Looking beyond VCs for startup financing
On the Money
From the January 2, 2002 print edition
The ever-critical financial backing small businesses and new ventures rely upon to succeed can originate-despite the ubiquitous “VC” buzz-from an amazingly wide variety of capital-rich sources. Approximately $37 billion is on deposit in Colorado banks today and with diligent effort, planning and presentation; some of that venture backing could be yours.
That’s not to ignore some of Colorado’s VC-funding facts: billions of dollars in start-up and stage-two venture capital have been channeled into Front Range high-technology enterprises, making Colorado fifth in the nation for venture-capital-backed investments. And, despite the potential costs of vc funding-commissions, fees, owner-equity and other forms of reciprocal compensation-84 percent of all Colorado venture capital goes to the high-tech industry.
Cash is a commodity that commands its own price. Cash is the fertilizer that makes any new venture grow. Without the participation of venture capital firms providing this fertilizer, where can the new business owner turn for cash assistance in the early stages of the company’s life? The key words here are cash now, premium, and reward.

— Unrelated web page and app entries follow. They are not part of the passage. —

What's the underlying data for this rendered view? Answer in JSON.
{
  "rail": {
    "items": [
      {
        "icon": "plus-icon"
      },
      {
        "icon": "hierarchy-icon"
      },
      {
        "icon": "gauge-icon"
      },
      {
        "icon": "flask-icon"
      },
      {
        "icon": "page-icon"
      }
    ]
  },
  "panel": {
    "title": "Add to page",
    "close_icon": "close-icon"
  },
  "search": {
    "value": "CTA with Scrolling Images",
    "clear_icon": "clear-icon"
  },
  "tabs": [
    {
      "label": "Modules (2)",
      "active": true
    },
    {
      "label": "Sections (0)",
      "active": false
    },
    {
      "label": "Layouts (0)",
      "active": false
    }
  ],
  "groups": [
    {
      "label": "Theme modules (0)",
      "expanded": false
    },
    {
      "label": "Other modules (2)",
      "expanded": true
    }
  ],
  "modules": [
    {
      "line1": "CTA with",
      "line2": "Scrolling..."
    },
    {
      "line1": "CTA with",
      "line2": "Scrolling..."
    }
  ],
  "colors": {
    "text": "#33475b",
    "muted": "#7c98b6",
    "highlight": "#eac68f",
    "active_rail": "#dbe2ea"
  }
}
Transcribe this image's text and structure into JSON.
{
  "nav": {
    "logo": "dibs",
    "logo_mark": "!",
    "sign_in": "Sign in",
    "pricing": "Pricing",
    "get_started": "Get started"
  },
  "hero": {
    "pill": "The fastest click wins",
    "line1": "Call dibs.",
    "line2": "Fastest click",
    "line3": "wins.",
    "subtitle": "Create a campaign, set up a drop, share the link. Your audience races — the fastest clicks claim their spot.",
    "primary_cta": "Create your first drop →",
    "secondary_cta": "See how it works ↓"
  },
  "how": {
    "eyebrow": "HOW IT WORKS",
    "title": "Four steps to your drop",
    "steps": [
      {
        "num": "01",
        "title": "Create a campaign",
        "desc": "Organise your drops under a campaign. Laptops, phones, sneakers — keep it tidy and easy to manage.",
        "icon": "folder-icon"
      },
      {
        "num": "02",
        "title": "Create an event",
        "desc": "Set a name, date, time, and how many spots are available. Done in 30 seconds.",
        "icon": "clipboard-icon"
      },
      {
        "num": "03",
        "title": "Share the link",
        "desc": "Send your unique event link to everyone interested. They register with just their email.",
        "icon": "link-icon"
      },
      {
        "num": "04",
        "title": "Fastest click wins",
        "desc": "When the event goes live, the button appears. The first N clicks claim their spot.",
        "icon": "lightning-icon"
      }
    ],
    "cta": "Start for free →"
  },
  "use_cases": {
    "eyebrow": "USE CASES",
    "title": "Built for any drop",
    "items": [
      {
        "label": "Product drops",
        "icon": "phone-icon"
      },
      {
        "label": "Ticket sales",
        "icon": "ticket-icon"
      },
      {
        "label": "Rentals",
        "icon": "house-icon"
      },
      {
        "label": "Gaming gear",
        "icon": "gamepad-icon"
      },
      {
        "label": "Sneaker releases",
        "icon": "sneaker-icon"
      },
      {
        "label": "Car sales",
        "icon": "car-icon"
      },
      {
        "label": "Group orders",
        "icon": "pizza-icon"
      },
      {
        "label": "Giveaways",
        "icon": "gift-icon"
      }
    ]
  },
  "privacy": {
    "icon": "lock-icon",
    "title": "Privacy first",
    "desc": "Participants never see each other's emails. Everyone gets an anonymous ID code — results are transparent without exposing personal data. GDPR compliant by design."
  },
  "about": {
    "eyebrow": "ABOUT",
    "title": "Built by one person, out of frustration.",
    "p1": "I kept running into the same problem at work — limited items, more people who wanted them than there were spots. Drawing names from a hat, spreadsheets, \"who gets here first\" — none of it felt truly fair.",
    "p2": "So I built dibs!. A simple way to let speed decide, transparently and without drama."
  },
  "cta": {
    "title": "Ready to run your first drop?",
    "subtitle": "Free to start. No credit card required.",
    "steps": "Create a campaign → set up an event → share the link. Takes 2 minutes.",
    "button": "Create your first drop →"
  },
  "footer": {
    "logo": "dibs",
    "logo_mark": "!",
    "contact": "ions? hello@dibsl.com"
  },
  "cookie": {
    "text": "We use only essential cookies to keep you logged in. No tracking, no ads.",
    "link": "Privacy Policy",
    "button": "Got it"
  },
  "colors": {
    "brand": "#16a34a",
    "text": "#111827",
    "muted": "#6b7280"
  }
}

Don’t rule out (or forget) your family and friends when searching for investors. If you believe in your venture, and have a good business plan, your close contacts may be an excellent source of funding. However, be prepared to accept investments from your friends professionally. Execute proper promissory notes. You can find these legal forms in most office supply stores or on any number of dozens of web sites like www.uslegalforms.com.
If your company is a corporation, consider issuing stock under the private placement regulations. Do remember however that just because the investor is a relative, you are not exempt from the SEC regulations regarding equity issuance. To get started, first review SEC Regulation D which describes smaller private stock offerings at (www.SEC.gov).
Another very viable, but not often thought of source of capital is the sub-prime lending industry. You’ve probably seen the ads offering loans to people with less than perfect credit. These loans are usually backed by collateral such as automobiles or real estate. However, the sub-prime (also sometimes called non-conforming) lending arena is filled with companies who will loan money based upon non-traditional collateral, such as horse trailers, art collections, boats, and even livestock and farm crops.
Many of the people in the sub-prime industry are there because they have come to expect high returns from high risk ventures. Developing a personal relationship with a non-conforming lender could very well lead you to a source of start-up capital issued in exchange for equity. Search the web for “sub-prime finance” or “non-conforming lenders.” The results will encourage you.
Yes, you will pay a premium interest rate (21-35 percent) and you can expect an up-front fee (3-9 percent). However, because the people in this industry are used to high-risk activities, they will understand your situation far better than a federally or state-chartered bank.
One more capital source often left untapped is contract financing. Contract financing is frequently provided to businesses that do not produce their own products but rather contract out manufacturing and fulfillment to another company. Example: You have a valid Purchase Order from XYZ Company for 1,000 units @ $200 a unit. Your manufacturer tells you they will need $100,000 to produce and deliver.
With contract financing in place, the money is provided by the investor to have the product produced, insured and delivered to your customer. Fees tend to be higher and advances lower than with factoring because of the greater risk to the investor.
There are over 3,500 companies in the US that specialize in financing contracts. Exploring this avenue requires two things: that you have a bona-fide contract that will act as collateral, and that you are willing to pay a premium to have the cash now.
It may be an added bonus that many of the companies that finance contracts also operate in the “sub-prime” arena and therefore possess a higher tolerance for risk. Search for “contract financing” or “factoring” on the web to get started.
Equally important to know is that the same companies that provide financing for your contract may also be willing to finance your first customer’s contract with you. This could be a powerful sales tactic in obtaining your initial stream of business.
In addition to manufacturing contract financing, other types of contracts that are routinely financed include: trade school tuition, educational seminars, performance contracts with “payment upon completion” terms, and computer equipment leases. If your firm is involved with these products or services, make sure you have a contract financing source in place for your customers.
Turning over unconventional, or non-vc-funding rocks can often turn up money sources that aren’t necessarily those avenues creating the most buzz in lending circles. But then it is often those very unconventional-thinking ventures that enjoy the greatest success.
© C. Stephen Guyer for American City Business Journals Inc. All rights reserved.